Puritans became inhumane extremists in their religious beliefs and started to interpret writings of providences in a most imaginative way.
They started to believe in witches and the evil omens that they brought with them.
No one was able to refute their existence, and some scientists in England believed that witches were the explanation of scientific phenomena.
The laity were the ones who rooted witchcraft beliefs as they read books like Cotton Mather's Memorable Providences, Relating to Witchcrafts and Possessions.
Soon, it was as if a conflagration erupted in the village.
The Puritans had an obsession and an unbalanced fascination with the unseen world and the bad omens of witches.
There were some Puritans who tried to stop the fire and fervor of witchcraft belief.
However, they were not able to express themselves loudly because doing so would jeopardize their lives by the hysterical witchcraft zealots.
Many people were hanged and killed by the mere accusation of being called a witch.
This testimony was enough to condemn a person.
Puritans originally believed that they only acted upon the revealed word.
However, killing innocent humans by a false accusation was based on evil “inspirations” of the devil’s word.
The Puritan mind was gradually changing.
They became religious extremists as well as individualistic extremists too.
Puritans believed that the Bible was God’s word and the only means of communicating to people.
They denied the belief in godly visitations or revelation by divine inspirations.

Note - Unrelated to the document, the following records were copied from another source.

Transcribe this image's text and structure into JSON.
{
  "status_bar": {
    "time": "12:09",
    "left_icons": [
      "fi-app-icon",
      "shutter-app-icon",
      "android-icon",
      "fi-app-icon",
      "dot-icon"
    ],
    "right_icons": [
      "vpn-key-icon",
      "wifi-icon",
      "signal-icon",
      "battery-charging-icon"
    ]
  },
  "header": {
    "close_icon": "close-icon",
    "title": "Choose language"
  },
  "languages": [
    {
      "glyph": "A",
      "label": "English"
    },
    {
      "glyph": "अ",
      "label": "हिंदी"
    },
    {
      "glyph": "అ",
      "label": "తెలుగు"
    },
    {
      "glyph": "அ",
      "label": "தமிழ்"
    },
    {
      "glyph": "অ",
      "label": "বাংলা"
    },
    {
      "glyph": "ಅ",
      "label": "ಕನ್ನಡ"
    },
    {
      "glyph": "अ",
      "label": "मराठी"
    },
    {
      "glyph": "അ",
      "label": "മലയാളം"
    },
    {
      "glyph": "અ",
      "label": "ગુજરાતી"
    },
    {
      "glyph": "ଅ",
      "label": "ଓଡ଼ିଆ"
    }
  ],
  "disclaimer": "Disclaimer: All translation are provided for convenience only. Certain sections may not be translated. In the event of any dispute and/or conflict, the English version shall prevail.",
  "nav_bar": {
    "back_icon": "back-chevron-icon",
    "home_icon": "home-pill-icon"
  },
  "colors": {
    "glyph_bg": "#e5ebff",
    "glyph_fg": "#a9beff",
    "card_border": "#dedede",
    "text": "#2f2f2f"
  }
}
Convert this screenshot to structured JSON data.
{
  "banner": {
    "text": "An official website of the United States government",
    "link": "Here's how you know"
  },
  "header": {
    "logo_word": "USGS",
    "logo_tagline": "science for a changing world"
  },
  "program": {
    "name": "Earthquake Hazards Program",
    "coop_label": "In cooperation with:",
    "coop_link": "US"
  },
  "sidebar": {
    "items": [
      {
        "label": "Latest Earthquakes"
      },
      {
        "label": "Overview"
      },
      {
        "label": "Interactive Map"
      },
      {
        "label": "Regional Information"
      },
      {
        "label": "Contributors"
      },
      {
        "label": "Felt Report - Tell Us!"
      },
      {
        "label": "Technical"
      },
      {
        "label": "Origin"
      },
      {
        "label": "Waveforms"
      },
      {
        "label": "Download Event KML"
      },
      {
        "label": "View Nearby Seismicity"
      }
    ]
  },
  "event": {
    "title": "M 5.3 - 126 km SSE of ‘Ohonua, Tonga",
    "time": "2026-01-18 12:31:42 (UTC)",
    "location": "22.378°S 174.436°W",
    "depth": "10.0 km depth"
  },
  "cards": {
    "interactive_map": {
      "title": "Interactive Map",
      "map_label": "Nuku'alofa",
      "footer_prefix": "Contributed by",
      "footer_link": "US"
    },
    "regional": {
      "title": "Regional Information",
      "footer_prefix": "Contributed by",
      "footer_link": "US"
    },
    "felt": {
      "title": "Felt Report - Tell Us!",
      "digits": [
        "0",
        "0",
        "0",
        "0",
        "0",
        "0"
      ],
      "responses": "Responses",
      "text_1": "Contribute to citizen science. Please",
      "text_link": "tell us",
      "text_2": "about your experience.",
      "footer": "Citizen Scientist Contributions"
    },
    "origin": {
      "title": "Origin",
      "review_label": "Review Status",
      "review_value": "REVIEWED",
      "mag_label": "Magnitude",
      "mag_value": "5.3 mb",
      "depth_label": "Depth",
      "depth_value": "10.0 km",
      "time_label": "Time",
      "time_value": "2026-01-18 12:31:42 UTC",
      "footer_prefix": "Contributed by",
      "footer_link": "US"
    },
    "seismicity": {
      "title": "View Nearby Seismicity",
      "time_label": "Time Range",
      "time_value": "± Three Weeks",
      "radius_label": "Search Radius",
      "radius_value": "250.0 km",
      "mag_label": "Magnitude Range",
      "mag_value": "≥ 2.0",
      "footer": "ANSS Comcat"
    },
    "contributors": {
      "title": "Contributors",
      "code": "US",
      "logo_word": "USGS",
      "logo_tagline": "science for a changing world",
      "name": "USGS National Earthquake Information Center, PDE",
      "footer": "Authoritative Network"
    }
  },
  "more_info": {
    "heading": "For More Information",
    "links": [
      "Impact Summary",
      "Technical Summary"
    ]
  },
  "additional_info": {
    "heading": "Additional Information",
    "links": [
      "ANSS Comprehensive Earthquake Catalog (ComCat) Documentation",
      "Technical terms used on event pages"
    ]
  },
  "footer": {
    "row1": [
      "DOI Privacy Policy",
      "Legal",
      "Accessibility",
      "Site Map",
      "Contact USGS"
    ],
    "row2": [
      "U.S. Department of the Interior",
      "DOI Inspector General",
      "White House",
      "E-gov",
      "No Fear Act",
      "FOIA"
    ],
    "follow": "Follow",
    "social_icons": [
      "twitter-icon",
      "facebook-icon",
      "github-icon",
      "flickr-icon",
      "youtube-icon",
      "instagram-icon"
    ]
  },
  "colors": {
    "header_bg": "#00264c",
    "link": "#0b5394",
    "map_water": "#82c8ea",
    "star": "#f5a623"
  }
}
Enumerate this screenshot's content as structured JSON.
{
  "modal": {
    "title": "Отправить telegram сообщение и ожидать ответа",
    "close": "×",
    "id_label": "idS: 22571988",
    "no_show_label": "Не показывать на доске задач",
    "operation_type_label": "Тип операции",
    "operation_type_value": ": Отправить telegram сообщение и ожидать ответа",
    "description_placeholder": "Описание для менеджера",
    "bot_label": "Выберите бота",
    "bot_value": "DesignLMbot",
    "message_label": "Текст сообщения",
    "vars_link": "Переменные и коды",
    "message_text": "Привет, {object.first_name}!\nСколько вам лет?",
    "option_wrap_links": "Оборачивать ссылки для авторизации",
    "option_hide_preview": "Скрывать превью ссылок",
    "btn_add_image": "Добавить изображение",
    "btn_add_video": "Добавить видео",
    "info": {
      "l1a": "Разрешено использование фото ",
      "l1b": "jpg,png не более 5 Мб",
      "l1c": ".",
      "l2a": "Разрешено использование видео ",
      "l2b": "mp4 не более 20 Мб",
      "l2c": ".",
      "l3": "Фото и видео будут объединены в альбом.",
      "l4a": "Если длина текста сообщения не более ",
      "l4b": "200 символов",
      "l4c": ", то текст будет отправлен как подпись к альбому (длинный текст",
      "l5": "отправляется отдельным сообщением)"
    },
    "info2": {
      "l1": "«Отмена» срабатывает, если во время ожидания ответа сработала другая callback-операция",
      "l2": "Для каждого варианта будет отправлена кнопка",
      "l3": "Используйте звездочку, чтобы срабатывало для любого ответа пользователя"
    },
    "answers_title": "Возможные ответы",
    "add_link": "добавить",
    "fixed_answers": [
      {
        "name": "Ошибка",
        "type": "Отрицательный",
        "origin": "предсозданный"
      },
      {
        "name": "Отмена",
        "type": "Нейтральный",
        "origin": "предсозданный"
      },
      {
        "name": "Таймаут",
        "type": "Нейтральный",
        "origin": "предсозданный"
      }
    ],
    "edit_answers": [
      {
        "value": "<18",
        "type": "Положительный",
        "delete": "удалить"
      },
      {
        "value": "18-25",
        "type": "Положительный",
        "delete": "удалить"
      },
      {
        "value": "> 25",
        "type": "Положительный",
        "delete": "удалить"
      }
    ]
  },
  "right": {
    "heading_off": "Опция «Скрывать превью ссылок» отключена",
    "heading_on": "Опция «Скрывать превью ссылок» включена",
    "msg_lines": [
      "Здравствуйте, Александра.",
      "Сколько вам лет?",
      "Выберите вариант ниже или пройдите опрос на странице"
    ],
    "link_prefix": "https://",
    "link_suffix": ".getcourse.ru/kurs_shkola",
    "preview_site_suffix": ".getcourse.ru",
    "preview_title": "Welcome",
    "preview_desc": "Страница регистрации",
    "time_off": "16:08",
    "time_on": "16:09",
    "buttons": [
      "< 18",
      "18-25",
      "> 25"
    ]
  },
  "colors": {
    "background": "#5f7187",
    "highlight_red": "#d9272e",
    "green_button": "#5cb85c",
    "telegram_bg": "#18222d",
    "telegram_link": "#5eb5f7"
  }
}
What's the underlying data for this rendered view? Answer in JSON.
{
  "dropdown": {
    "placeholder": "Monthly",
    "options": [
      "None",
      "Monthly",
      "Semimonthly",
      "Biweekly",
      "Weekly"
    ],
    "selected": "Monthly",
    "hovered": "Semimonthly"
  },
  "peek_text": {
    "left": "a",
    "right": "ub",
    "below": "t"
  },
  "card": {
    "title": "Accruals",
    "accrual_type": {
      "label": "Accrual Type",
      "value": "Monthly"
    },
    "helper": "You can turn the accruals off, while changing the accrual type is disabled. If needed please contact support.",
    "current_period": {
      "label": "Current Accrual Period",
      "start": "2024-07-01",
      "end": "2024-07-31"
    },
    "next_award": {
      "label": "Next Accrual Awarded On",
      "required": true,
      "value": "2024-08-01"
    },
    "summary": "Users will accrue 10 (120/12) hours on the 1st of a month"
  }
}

They believed in the miracle of creation and nature.
Yet they strictly prohibited the belief that God was in nature or that He communicated to people in nature.
They prohibited the belief in antinomianism and they did not know how to react with the antinomian Anne Hutchinson.
She believed in the “inner light” and this belief shook all the principles of Puritanism.
She was an extreme individualist who threatened the social order of Puritans and who believed in the direct access to God which would deny all justification of the church.
Her beliefs were destructive to the Massachusetts Bay Colony and her twisted view of Puritanism went too far than expected.
Hutchinson and her followers were banished from the colony which showed that the original beliefs in religious toleration and peaceful coexistence were distorted.
John Winthrop sought to keep relations with the Catholic Church and with the divine Scripture.
He did not believe that mere inspirations were enough to shape the Catholic religion.
Another dissenter that challenged Puritan ideals was Roger Williams who saw that individualism and the connection to the New England Church was building a society based on contradicting beliefs.
He believed that the colony was committing an illegal act since it did not pay the Indians for their land.
He was convinced that the civil government had no legal right to punish religious radicals.
He moved to Plymouth and one year later, he was banished.
His response to banishment was "that the civil magistrates had no power to punish persons for their religious opinions" which was a statement that referred to the Christian salvation belief that "no power on earth was entitled to prevent any individual from seeking Christ in his own way." This belief threatened the civil government since it completely severed all connections with its authority.
The witchcraft crises and the banishment of dissenters such as Anne Hutchinson and Roger Williams are events that describe the evolution of the once strong strain of Puritan ideology that became a weakened and tainted one.
Some historians believe that Puritanism was a good cause that went bad.
Others say that the problems of the Puritan Colony were inevitable.
They say that mistakes had to be made in the first settlements so that future civilizations could learn from the past.
Puritanism is, in a sense, the seed of Americanism.
Without one, the other would not exist which is the great phenomena of time.